- I’m not sure the logic/reasoning behind having some items in the toolbar at the top of the window and some (the refresh button, the mark as read button) at the button.
- Better overall keyboard navigation. Left-Right Arrow keys (and the tab key) should move focus between feed list, feed items, and article views. It would also be nice if the focused view was hightlighted in some way.
- A proper “River of News” view, combining a list of feed items and all/a large chunk of the feed’s article into one column.
I adapted Connor McKay’s excellent Safari extension, YouTube5 (the website currently is fireballed), which forces YouTube to play videos in HTML5 format, into a Chrome extension.
It’s not quite as useful as the Safari version because, unfortunately, Chrome’s native HTML5 video player does not have fullscreen ability. A workaround is to right-click on the video and “open video in new tab” which opens video in a new tab and takes up almost the whole window.
I’ll try and work on a better fullscreen implementation and a way to quickly switch back to flash for those wanting fullscreen. But its a start towards flash-free goodness on Chrome.
NV fork updated: user theme and multi-tagging (again)
Another update to my fork of NV is available here.
- The universal build should now be… universal. As far I as I can tell and test this build should work on Leopard or Snow Leopard (and probably Lion :) on intel or PPC processors.
- Multi-tagging should now work. There were a lot of bugs with my original implementation. Apologies for that. It should now just work. Select multiple notes in the notes list and hit cmd-shift-t.

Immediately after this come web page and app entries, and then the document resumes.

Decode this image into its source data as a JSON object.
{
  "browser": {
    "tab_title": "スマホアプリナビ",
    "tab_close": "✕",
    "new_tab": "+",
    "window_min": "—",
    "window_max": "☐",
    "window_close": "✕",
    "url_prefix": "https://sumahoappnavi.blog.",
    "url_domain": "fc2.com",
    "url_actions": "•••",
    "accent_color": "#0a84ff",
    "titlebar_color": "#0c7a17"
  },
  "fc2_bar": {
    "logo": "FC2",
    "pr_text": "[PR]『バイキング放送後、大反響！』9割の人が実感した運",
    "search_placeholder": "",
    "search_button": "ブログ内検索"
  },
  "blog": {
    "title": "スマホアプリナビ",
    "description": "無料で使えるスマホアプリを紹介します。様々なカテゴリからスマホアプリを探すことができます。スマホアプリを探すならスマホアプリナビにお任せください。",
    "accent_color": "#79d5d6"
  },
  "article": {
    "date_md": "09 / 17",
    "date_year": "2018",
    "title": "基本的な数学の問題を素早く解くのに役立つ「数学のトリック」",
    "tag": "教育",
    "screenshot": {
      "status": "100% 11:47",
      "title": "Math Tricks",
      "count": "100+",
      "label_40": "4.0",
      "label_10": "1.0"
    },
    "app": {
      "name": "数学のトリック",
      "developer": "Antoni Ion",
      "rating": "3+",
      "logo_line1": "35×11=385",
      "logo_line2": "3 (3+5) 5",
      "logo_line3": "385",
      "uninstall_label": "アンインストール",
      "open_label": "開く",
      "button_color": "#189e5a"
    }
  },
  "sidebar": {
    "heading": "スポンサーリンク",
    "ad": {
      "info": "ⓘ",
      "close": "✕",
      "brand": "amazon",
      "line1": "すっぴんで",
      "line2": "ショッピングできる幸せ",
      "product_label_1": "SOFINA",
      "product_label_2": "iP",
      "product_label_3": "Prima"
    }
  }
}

- You can now easily switch between 3 different color schemes for NV. The default, black and white, original NV look. The Low Contrast Scheme, light grey background, dark text color, I introduced two builds ago. And a User Scheme you can set the background and text colors for (in Preferences»Editing). You can switch between Color Schemes in the View Menu, there’s a Color Schemes submenu. Or Cmd-Shift-A (B/W), Cmd-Shift-S (Low Contrast), Cmd-Shift-D (User Scheme). I worked to integrate the two colors not just into the background and text of the NV window, but into all the UI elements. This ended up resulting in some other, subtle, UI changes. The scrollbars are now subtle, auto-hiding, translucent, for example. The changes are not finalized, and I welcome thoughts and ideas about the interface in the comments below or by email (elasticthreads att gmail).
On its way…